Scripps Howard Broadcasting Co. terminated its agreement yesterday to buy WMAR-TV (Channel 2) from Gillett Broadcasting, contending that unspecified terms for closing the pact had not been met.
Gillett took sharp issue with that contention and said it had filed suit in federal court in Chicago, charging that the termination was illegal. The suit seeks damages to be determined by the court.
"We have met all the conditions laid out in the agreement, and we expect Scripps Howard to live up to its part of the deal," George Gillett, chairman of the diversified, privately owned Colorado holding company that owns WMAR, said in a statement yesterday.
Scripps Howard, which agreed last July to purchase the station for $154.7 million, said two weeks ago that it might cancel the pact, which was to have taken effect Feb. 1. The Cincinnati-based television, radio and cable company declined yesterday to go beyond a brief declaration that it was ending the agreement because "certain conditions" of closing had "not been satisfied."
"That's as much 'why' as we're going to give you," said Rich Boehne, Scripps' director of corporate communications.
Arnie Kleiner, president and general manager of the local NBC affiliate, was out of town and unavailable for comment.
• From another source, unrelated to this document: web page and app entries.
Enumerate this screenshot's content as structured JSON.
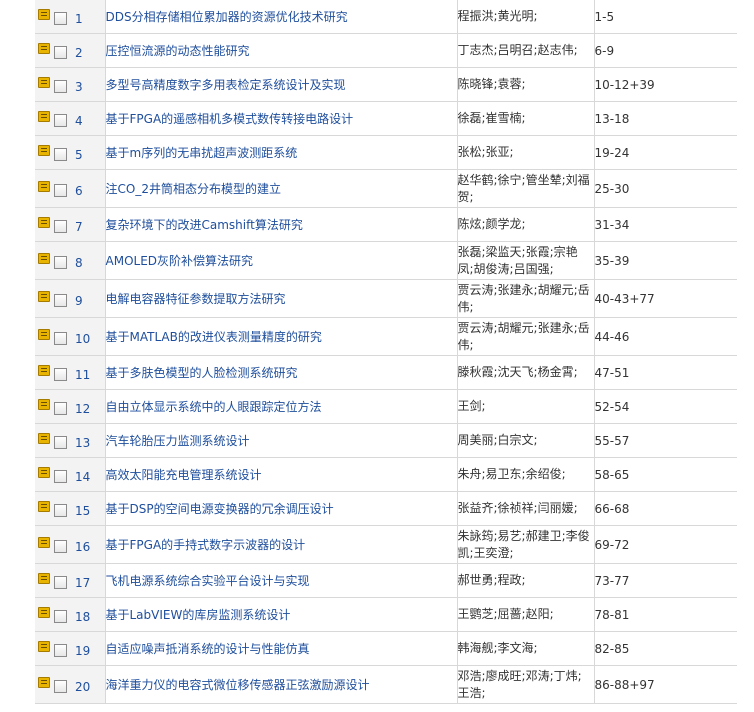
{
  "colors": {
    "link": "#1e4e9c",
    "text": "#333333",
    "row_shade": "#f3f3f3",
    "border": "#d8d8d8",
    "fav_icon": "#e8b400"
  },
  "icons": {
    "row_icon": "favorite-folder-icon",
    "row_checkbox": "checkbox-unchecked"
  },
  "articles": [
    {
      "no": "1",
      "title": "DDS分相存储相位累加器的资源优化技术研究",
      "authors": "程振洪;黄光明;",
      "pages": "1-5"
    },
    {
      "no": "2",
      "title": "压控恒流源的动态性能研究",
      "authors": "丁志杰;吕明召;赵志伟;",
      "pages": "6-9"
    },
    {
      "no": "3",
      "title": "多型号高精度数字多用表检定系统设计及实现",
      "authors": "陈晓锋;袁蓉;",
      "pages": "10-12+39"
    },
    {
      "no": "4",
      "title": "基于FPGA的遥感相机多模式数传转接电路设计",
      "authors": "徐磊;崔雪楠;",
      "pages": "13-18"
    },
    {
      "no": "5",
      "title": "基于m序列的无串扰超声波测距系统",
      "authors": "张松;张亚;",
      "pages": "19-24"
    },
    {
      "no": "6",
      "title": "注CO_2井筒相态分布模型的建立",
      "authors": "赵华鹤;徐宁;管坐辇;刘福贺;",
      "pages": "25-30"
    },
    {
      "no": "7",
      "title": "复杂环境下的改进Camshift算法研究",
      "authors": "陈炫;颜学龙;",
      "pages": "31-34"
    },
    {
      "no": "8",
      "title": "AMOLED灰阶补偿算法研究",
      "authors": "张磊;梁监天;张霞;宗艳凤;胡俊涛;吕国强;",
      "pages": "35-39"
    },
    {
      "no": "9",
      "title": "电解电容器特征参数提取方法研究",
      "authors": "贾云涛;张建永;胡耀元;岳伟;",
      "pages": "40-43+77"
    },
    {
      "no": "10",
      "title": "基于MATLAB的改进仪表测量精度的研究",
      "authors": "贾云涛;胡耀元;张建永;岳伟;",
      "pages": "44-46"
    },
    {
      "no": "11",
      "title": "基于多肤色模型的人脸检测系统研究",
      "authors": "滕秋霞;沈天飞;杨金霄;",
      "pages": "47-51"
    },
    {
      "no": "12",
      "title": "自由立体显示系统中的人眼跟踪定位方法",
      "authors": "王剑;",
      "pages": "52-54"
    },
    {
      "no": "13",
      "title": "汽车轮胎压力监测系统设计",
      "authors": "周美丽;白宗文;",
      "pages": "55-57"
    },
    {
      "no": "14",
      "title": "高效太阳能充电管理系统设计",
      "authors": "朱舟;易卫东;余绍俊;",
      "pages": "58-65"
    },
    {
      "no": "15",
      "title": "基于DSP的空间电源变换器的冗余调压设计",
      "authors": "张益齐;徐祯祥;闫丽媛;",
      "pages": "66-68"
    },
    {
      "no": "16",
      "title": "基于FPGA的手持式数字示波器的设计",
      "authors": "朱詠筠;易艺;郝建卫;李俊凯;王奕澄;",
      "pages": "69-72"
    },
    {
      "no": "17",
      "title": "飞机电源系统综合实验平台设计与实现",
      "authors": "郝世勇;程政;",
      "pages": "73-77"
    },
    {
      "no": "18",
      "title": "基于LabVIEW的库房监测系统设计",
      "authors": "王鹦芝;屈蔷;赵阳;",
      "pages": "78-81"
    },
    {
      "no": "19",
      "title": "自适应噪声抵消系统的设计与性能仿真",
      "authors": "韩海舰;李文海;",
      "pages": "82-85"
    },
    {
      "no": "20",
      "title": "海洋重力仪的电容式微位移传感器正弦激励源设计",
      "authors": "邓浩;廖成旺;邓涛;丁炜;王浩;",
      "pages": "86-88+97"
    }
  ]
}
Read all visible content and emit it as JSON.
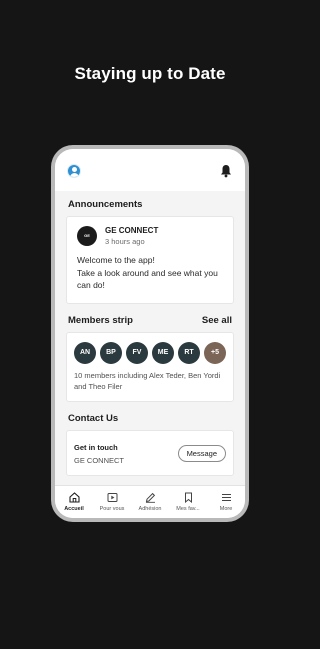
{
  "headline": "Staying up to Date",
  "topbar": {
    "avatar_icon": "user-avatar-icon",
    "notifications_icon": "bell-icon"
  },
  "announcements": {
    "title": "Announcements",
    "post": {
      "author": "GE CONNECT",
      "time": "3 hours ago",
      "line1": "Welcome to the app!",
      "line2": "Take a look around and see what you can do!",
      "logo_text": "GE CONNECT"
    }
  },
  "members": {
    "title": "Members strip",
    "see_all": "See all",
    "chips": [
      "AN",
      "BP",
      "FV",
      "ME",
      "RT",
      "+5"
    ],
    "summary": "10 members including Alex Teder, Ben Yordi and Theo Filer"
  },
  "contact": {
    "title": "Contact Us",
    "heading": "Get in touch",
    "org": "GE CONNECT",
    "button": "Message"
  },
  "tabs": [
    {
      "label": "Accueil",
      "icon": "home-icon",
      "active": true
    },
    {
      "label": "Pour vous",
      "icon": "play-icon",
      "active": false
    },
    {
      "label": "Adhésion",
      "icon": "pen-icon",
      "active": false
    },
    {
      "label": "Mes fav...",
      "icon": "bookmark-icon",
      "active": false
    },
    {
      "label": "More",
      "icon": "menu-icon",
      "active": false
    }
  ],
  "colors": {
    "background": "#151515",
    "chip": "#2b3a3f",
    "chip_more": "#7a6557",
    "avatar": "#2f8fd0"
  }
}
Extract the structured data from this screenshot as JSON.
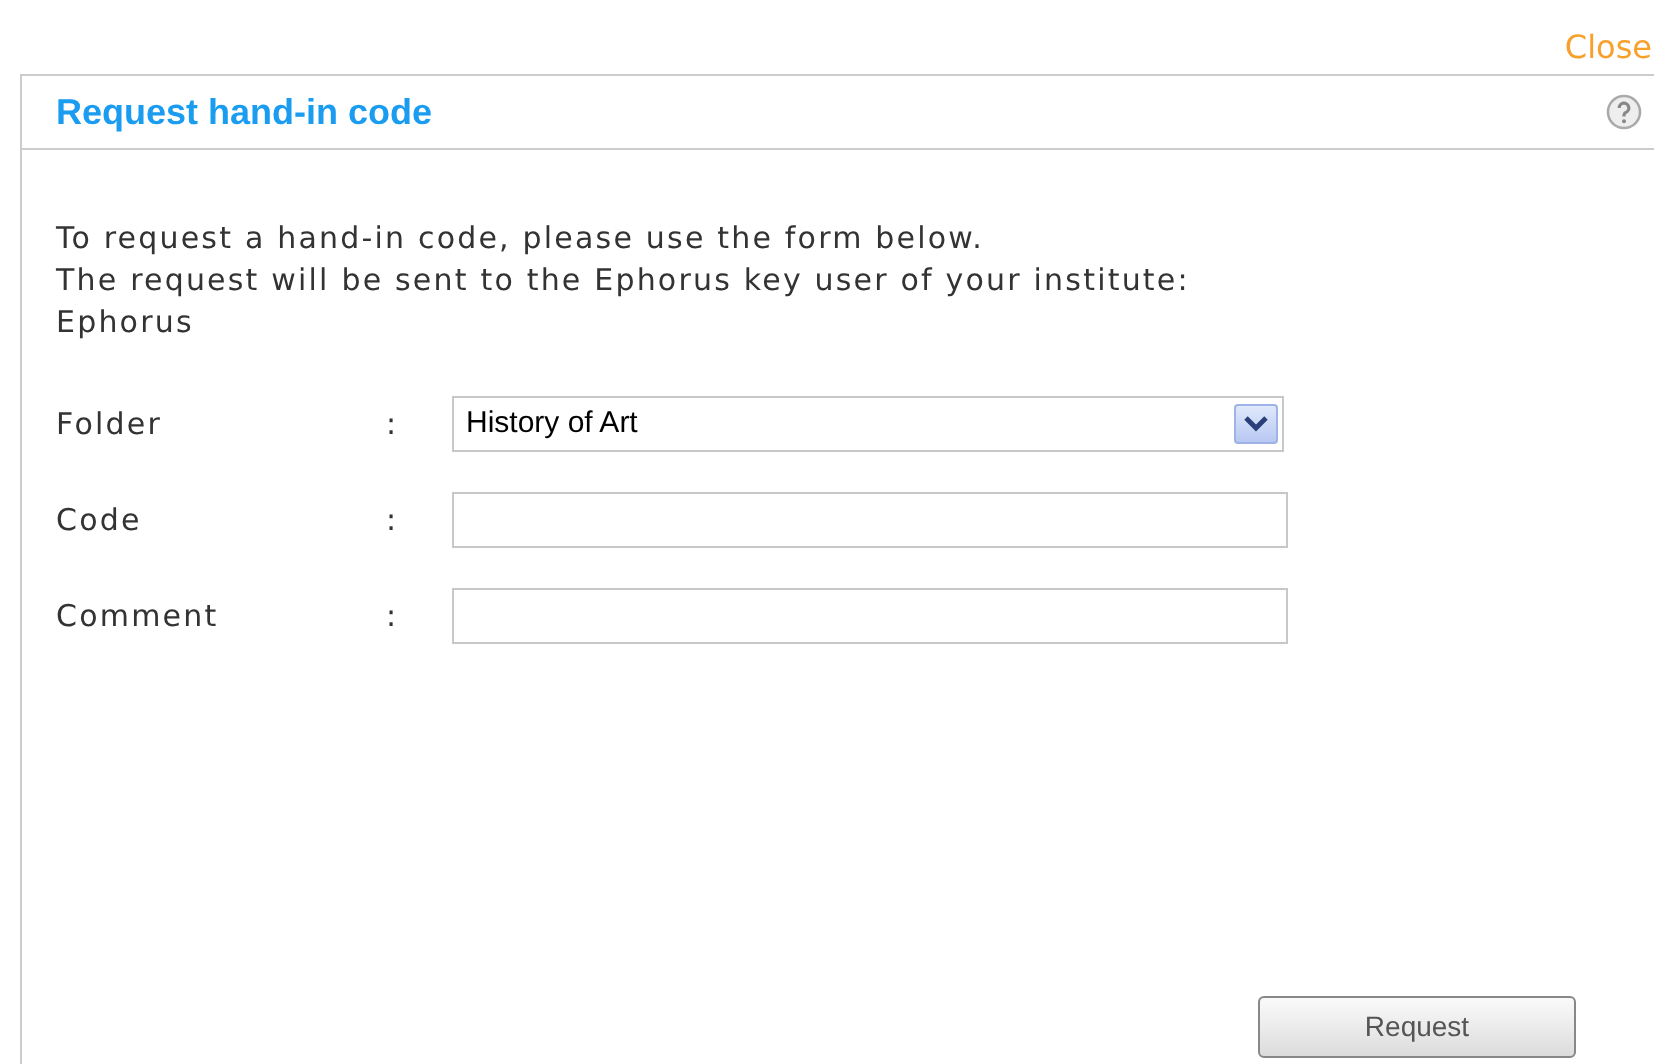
{
  "close_link": "Close",
  "dialog": {
    "title": "Request hand-in code",
    "intro_lines": [
      "To request a hand-in code, please use the form below.",
      "The request will be sent to the Ephorus key user of your institute:",
      "Ephorus"
    ],
    "fields": [
      {
        "kind": "select",
        "label": "Folder",
        "separator": ":",
        "value": "History of Art"
      },
      {
        "kind": "text",
        "label": "Code",
        "separator": ":"
      },
      {
        "kind": "text",
        "label": "Comment",
        "separator": ":"
      }
    ],
    "submit_button": "Request"
  }
}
But in a memo to the staff, relayed through the station's department heads, Mr. Kleiner said that "business and operations at WMAR will remain unchanged."
Media and financial analysts speculated that the sharp decline in Maryland's economy between the August agreement and last week's scheduled closing might have been a key factor in Scripps Howard's decision to pull out of the deal.
"In my mind, it's a case of economics," said Lauren Rich Fine, a media analyst with Merrill Lynch in New York. "My personal sense is that what looked like 10 times cash flow several months ago doesn't look like that anymore."
Ms. Fine also did not rule out the possibility that the two companies could negotiate a new agreement.
"To me, while Scripps terminated the agreement, it could still happen at a lower price," she said.
Ken Noble, a private media consultant based in Bronxville, N.Y., agreed that the economic climate may have influenced Scripps' decision but cautioned that the reason for the cancellation "may be more than that."
"I've seen more than one potential acquisition canceled because a closer look at the books found the parties were not in accord," he said.
WMAR staffers said they were puzzled and dismayed by yesterday's decision.
"I'm more perplexed than surprised," said anchorwoman Sally Thorner. "The uncertainty is unsettling. Being in limbo -- it's hard to forge on."
George Ward, acting shop steward for the International Brotherhood of Electrical Workers, which represents the station's technicians, said he was "disappointed" at Scripps' decision, saying he had hoped the sale would have put an end to the era of cost-cutting and union-management animosity that he said has characterized Gillett's five-year ownership of WMAR.
Gillett bought WMAR and a UHF station in Richmond, Va., for $209 million in July 1986 from the Times Mirror Co., publisher of The Sun. Times Mirror had bought the station from the A. S. Abell Co. but had to sell it because of federal prohibitions on cross-ownership of print and broadcast properties. At the time, WMAR was valued by financial analysts at $190 million.
Gillett put the station up for sale two years later, reportedly asking $275 million. But deals with a series of potential buyers never materialized until last summer's agreement.
Officials at Scripps Howard -- which owns nine television stations and five radio outlets, including WBSB-FM (B-104) in Baltimore -- described the deal at the time as an "attractive opportunity."
Two weeks ago, Scripps Howard said it would terminate the agreement "unless all conditions of purchase" were met, including Federal Communications Commission approval of the transfer of the station's license by Jan. 31.
The company said then that it was "highly unlikely" that FCC approval could be obtained by the deadline because of two pending legal challenges.
But an FCC attorney said last week that the challenges had been withdrawn.
Oct. 27, 1947: WMAR, created by the A. S. Abell Co., publisher of The Sun and The Evening Sun, becomes the first television station to go on the air in Baltimore and the second in the country to join the CBS network.
March 1981: CBS drops WMAR because of declining ratings.
May 1981: WMAR joins NBC.
May 1986: Times Mirror acquires WMAR as part of its purchase of the A. S. Abell Co.
July 1986: Times Mirror, required to divest itself of WMAR by federal regulations barring cross-ownership of print and broadcast properties, sells the station and a UHF outlet in Richmond, Va., to Gillett broadcasting for $209 million.
July 1988: Gillett puts WMAR up for sale, asking $275 million.
July 19, 1990: Scripps Howard Broadcasting Co. agrees to buy WMAR from Gillett for $154.7 million.
Aug. 7, 1990: Scripps Howard signs agreement to buy WMAR from Gillett, effective Feb. 1
Jan. 24, 1991: Scripps Howard announces it would terminate the agreement "unless all conditions of purchase" were met by the Feb. 1 deadline.
Feb. 1, 1991: Scripps Howard says it has informed Gillett that its board of directors would meet to "consider the matter of termination."
Feb. 8, 1991: Scripps Howard terminates the agreement to buy the station.